But abandoned Blockbusters lie in strip mall graves
// Colin Spensley

Video rental store closures have become increasing more frequent in the last few years. Canadian-owned Rogers Video is noticeably struggling, with various locations in Richmond, North Vancouver, Surrey, and Whistler all shutting down in the past year. This August, after seeking bankruptcy protection only months before, Blockbuster threw in the towel and closed all remaining Canadian stores. Even local companies have been affected: Main St.’s Happy Bats Cinema shut its doors for the last time on Mar. 25, 2011 due to rising rent and a drop in rental demand.

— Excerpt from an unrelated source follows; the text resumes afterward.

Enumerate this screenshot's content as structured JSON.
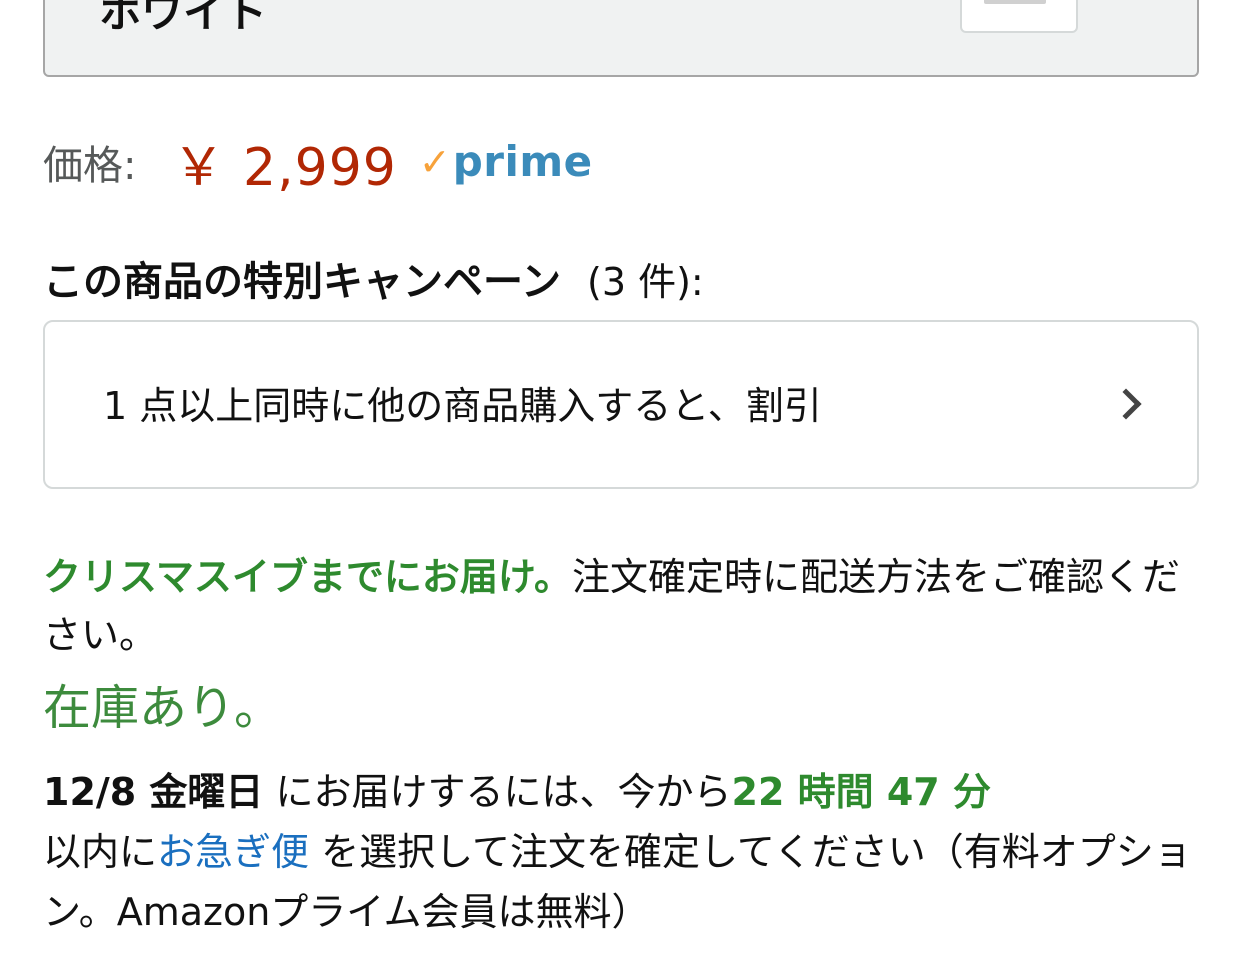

Fans of cinema must now turn to smaller independent stores which specialize in niche films, or to HMV, which has recently converted more than half its stock to cinema and video games. It’s unclear, however, whether or not these two specialties are enough to save a market that once dominated home entertainment for the past twenty-odd years.

As consumers look more and more towards an online marketplace for shopping and entertainment purposes, many local Vancouver businesses in the music and video market have had to either scale down or close completely. Iconic Kitsilano movie store Videomatica shocked the public in May of 2011 by announcing they would be closing that summer.

Videomatica had reached a cult status similar to that of the movies they rented out for almost 28 years at their location on West 4th Ave. "More foreign films than in New York or Los Angeles," Jodie Foster, one of Videomatica’s many celebrity guests, was quoted as saying on the store’s website. The Videomatica store on West 4th Ave. was as much a part of the community was it was a retail store. Sadly, Videomatica locked its doors and taped up the drop-off slot for the last time on Nov. 9, 2011.

However, all hope is not lost for Videomatica and fans of obscure titles like I Bought a Vampire Motorcycle. In an effort to change with the times, Videomatica has reduced its stock to sales only and moved in with fellow media legend Zulu Records with business beginning on Nov. 13.

The two stores have shared the same block of West 4th for approximately 20 years. Although Videomatica will occupy only a third of one side of Zulu’s massive storefront, they will still continue to provide quality DVD and Blu-Ray films for sale.

The destiny of the rest of Videomatica’s huge collection of VHS tapes and DVDs is still up in the air. Videomatica has been accepting donations in order to send titles to one or more yetto- be-determined universities. They accept any dollar amount, but for $25, cinephiles can select a specific title to save.

Following the model of many large retail chain closures in the last few years, HMV, Canada’s largest DVD and Blu-Ray retailer announced the closure of its flagship store on the corner of Robson and Burrard early November.

“The last thing that we want to do is leave Vancouver’s downtown … but a store of that magnitude unfortunately does not fit into our long-term real estate strategy,” explains Nick Williams, President of HMV, in an interview with the Vancouver Sun. The colossal 50,000 square foot, three-story mega-store couldn’t keep up with the times, or the staggering $100,000 monthly rent.

While larger companies flounder, a few small local businesses are looking to change the way people view a movie rental store. Black Dog Video maintains two successful locations: one on Commercial Drive, and another on Cambie Street. They have been quite successful in overcoming the digital media hump, staying ahead of the game with a few clever ideas.

Manager Jessica Delisle explains, “We have a sense of community in our store. It’s kind of like a bar, people come in and hang out and never leave. People get something social out of it.” Black Dog shows a movie every Wednesday after their Cambie store closes at 10pm as part of a series called Unthank Cinema.

Local video stores like Cinephile, Black Dog, and Videomatica have managed to stay in business throughout the various technological renewals of music and film. By maintaining a strong stock they are still able to fill a niche market: “We have a huge cult, horror, and foreign film selection,” says Delisle. “We have music documentaries and rare films you could just never find at Blockbuster.”

Indeed, the stock of these smaller video stores often dwarfs their counterparts. It’s not always enough, though: Videomatica’s full collection was five times as large as the 7,000 titles offered by Netflix. If all goes well, their full rental archive will live on in the hands of academics.

// Colin Spensley, Writer
// Illustration by Stefan Tosheff

Enjoy it? Share this on Facebook


© 2011 The Capilano Courier. phone: 604.984.4949 fax: 604.984.1787 email: